About Success and Failure

Two very different articles came across my desk this afternoon.  One described an IBM Cognos implementation with 3,623% return on investment just in 11 days. The other described how some UK firms are spending millions on Business Intelligence (BI) and seeing little in return.  Clearly organizations are investing in the technology, but there are just as many unproductive BI projects as successful implementations. Why is there such a disparity in the outcomes of BI initiatives?

While there are a number of reasons why BI initiatives fail, all really successful projects have two key elements – elements which are fairly evident from early on in the project.  And while technology is an important enabling factor, and some technology enables better than others,  it’s almost never the factor that makes or breaks an implementation.

The Numbers That Matter

The key to any successful project is to have the right metrics. This may sound simplistic and self-evident, yet it’s surprising how many organizations fall short in this area. Why? There’s a strong temptation to measure things which are easy to measure, and not the things which are critical to the business, have a high leverage factor within the business, and can lead to better corporate decisions and actions (changes!).

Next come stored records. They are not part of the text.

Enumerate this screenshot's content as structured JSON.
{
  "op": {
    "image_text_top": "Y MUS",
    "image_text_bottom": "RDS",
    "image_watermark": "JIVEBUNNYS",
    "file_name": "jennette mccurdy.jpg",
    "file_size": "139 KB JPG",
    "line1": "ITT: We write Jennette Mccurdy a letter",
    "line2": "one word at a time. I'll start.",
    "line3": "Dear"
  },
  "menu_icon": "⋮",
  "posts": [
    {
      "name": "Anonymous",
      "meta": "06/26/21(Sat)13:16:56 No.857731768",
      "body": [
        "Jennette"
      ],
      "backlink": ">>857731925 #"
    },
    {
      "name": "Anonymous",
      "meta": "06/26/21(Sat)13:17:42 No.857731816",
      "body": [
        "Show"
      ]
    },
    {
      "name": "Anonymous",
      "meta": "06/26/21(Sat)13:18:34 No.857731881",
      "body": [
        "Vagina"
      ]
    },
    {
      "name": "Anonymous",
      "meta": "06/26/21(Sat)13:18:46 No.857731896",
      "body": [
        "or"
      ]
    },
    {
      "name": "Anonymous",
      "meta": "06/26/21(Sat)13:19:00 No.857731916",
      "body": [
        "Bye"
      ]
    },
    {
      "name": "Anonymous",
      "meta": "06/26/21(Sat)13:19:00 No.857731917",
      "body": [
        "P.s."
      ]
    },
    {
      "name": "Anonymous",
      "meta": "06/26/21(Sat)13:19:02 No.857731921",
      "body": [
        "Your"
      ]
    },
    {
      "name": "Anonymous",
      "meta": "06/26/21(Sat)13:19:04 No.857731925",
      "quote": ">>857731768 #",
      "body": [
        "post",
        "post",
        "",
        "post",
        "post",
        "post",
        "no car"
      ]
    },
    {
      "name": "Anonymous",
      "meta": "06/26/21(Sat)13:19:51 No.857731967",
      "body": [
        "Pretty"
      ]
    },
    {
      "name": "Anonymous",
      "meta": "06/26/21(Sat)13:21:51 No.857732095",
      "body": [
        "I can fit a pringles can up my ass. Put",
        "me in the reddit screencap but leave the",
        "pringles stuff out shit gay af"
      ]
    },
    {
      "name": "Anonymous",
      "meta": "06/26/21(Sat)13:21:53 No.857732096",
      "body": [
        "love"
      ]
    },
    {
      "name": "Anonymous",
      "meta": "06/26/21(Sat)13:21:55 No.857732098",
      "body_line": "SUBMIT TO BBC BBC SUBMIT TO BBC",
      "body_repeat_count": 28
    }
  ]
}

At the beginning, you should have a laser-like focus on why you’re executing the BI project in the first place. Where is the business value? Will you act on the results if they are not what you expect? Remember, it’s the analytics that tell you the bad news which gives you the opportunity to improve results. A pat on the back feels good, but doesn’t yield ROI.

The “So What” Factor

My wife has a marketing business for non-profit organizations. When trying to hone a high impact marketing message, she’ll ask clients a simple question: “So What?” This works well for focusing BI projects as well.

Try applying that question to your current or future BI project and see if that tightens up the metrics you’re reporting.  Also, see who on your project team can answer that question!

Here are some statements which include an answer to the “So What?” question:

  • We have a chart showing sales trends over the last 6 months – So that we can verify the new sales initiative, tried in one product line, is working and duplicate it in the others, and grow our sales a proportional amount.
  • Users can drill into any transaction over the last 5 years – So that we can identify high-profit customers, evaluate their buying habits and head off defections to competitors before they happen.

Organizational Readiness

One of the least discussed but most harmful impacts to a BI initiative is organizational resistance to change.  For example, there could be a culture of operating on “gut feel” or “the way we’ve always done it”. The seminal book Competing on Analytics: The New Science of Winning by Thomas H. Davenport and Jeanne G. Harris, describes five stages of analytic competition:

  1. Analytically Impaired
  2. Localized Analytics
  3. Analytical Aspirations
  4. Analytical Companies
  5. Analytical Competitor

The book contains a useful description of the readiness of organizations to adopt and derive value from BI projects, and the spread of them within the organization.  You can’t move your organization from level 1 to level 5 overnight, but it is possible to advance from where you are to the next level. I recommend the book as a great read for everyone involved in BI projects.

Next month, the other key factor determining BI success…